(Given information)

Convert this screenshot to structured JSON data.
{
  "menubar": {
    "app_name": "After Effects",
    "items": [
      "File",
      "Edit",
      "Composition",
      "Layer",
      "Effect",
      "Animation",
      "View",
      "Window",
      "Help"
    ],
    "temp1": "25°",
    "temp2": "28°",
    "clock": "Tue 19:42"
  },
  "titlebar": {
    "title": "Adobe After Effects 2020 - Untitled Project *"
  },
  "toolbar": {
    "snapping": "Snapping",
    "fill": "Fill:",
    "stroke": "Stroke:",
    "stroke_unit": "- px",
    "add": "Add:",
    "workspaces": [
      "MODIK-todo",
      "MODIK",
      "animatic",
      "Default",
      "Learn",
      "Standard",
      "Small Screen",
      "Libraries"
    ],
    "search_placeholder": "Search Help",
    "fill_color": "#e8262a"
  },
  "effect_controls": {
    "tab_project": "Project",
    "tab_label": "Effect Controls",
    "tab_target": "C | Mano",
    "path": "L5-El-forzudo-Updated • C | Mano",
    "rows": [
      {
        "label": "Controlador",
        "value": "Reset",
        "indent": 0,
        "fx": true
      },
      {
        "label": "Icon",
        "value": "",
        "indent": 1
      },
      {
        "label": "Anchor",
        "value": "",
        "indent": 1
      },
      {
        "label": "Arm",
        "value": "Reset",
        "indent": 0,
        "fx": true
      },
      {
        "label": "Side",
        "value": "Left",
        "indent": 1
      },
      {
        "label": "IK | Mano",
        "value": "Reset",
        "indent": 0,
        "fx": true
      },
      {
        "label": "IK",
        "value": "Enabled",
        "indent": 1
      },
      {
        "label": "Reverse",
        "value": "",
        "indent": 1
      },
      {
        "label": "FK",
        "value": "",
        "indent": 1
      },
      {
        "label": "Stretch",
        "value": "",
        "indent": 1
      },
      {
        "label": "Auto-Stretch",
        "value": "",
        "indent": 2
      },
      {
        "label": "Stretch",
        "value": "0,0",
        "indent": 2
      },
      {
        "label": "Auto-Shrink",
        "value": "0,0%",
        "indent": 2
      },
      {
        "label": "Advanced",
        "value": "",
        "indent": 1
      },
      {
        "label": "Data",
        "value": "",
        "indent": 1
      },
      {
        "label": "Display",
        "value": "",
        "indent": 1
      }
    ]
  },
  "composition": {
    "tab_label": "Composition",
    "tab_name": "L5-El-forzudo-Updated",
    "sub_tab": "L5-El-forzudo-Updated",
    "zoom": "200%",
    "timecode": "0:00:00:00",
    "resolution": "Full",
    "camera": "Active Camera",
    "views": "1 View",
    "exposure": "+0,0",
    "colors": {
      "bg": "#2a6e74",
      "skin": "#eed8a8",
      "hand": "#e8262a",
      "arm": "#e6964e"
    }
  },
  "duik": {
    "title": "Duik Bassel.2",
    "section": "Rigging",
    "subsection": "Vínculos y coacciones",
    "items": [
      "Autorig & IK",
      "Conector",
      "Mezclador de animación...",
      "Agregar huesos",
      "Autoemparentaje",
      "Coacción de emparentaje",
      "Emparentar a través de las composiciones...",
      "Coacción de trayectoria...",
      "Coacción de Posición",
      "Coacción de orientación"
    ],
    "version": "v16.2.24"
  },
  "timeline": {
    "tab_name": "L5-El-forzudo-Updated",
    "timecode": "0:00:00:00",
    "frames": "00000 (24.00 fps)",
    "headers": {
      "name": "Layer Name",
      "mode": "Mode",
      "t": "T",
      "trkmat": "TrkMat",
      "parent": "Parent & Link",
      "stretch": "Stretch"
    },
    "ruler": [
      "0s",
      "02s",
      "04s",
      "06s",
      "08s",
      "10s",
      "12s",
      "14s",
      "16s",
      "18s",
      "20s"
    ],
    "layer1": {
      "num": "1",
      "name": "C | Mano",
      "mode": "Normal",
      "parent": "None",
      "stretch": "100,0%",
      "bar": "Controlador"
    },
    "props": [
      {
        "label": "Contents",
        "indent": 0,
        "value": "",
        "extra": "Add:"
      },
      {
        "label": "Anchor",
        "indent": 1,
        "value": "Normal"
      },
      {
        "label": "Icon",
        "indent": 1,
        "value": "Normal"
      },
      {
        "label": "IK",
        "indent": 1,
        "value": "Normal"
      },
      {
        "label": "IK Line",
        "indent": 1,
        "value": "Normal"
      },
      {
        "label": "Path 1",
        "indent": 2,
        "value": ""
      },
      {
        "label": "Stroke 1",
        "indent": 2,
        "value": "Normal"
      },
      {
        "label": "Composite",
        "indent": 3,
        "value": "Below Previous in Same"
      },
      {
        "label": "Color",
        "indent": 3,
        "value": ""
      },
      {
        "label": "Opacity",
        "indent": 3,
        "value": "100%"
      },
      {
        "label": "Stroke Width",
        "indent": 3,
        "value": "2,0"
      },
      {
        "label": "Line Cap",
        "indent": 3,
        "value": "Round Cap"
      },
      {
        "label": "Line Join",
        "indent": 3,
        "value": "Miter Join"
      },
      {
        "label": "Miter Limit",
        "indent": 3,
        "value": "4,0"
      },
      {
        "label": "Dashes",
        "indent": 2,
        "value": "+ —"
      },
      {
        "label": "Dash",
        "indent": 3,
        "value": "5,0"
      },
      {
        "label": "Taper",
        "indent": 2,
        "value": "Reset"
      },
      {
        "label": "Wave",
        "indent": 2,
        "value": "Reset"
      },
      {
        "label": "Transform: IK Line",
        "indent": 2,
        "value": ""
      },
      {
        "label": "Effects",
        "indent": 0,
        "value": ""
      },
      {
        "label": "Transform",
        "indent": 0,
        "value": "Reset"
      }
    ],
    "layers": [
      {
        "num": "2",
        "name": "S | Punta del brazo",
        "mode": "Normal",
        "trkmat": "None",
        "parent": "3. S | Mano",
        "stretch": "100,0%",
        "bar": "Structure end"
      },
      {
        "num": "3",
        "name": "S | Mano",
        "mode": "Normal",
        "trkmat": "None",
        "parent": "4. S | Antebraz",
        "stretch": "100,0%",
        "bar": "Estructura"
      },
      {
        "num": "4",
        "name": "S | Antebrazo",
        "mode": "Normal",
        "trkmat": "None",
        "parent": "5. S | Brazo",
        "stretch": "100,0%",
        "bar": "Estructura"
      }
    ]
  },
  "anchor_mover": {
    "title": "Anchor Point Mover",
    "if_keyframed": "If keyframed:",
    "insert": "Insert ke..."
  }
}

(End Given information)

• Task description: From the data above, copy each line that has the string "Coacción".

• Completed task:
      "Coacción de emparentaje",
      "Coacción de trayectoria...",
      "Coacción de Posición",
      "Coacción de orientación"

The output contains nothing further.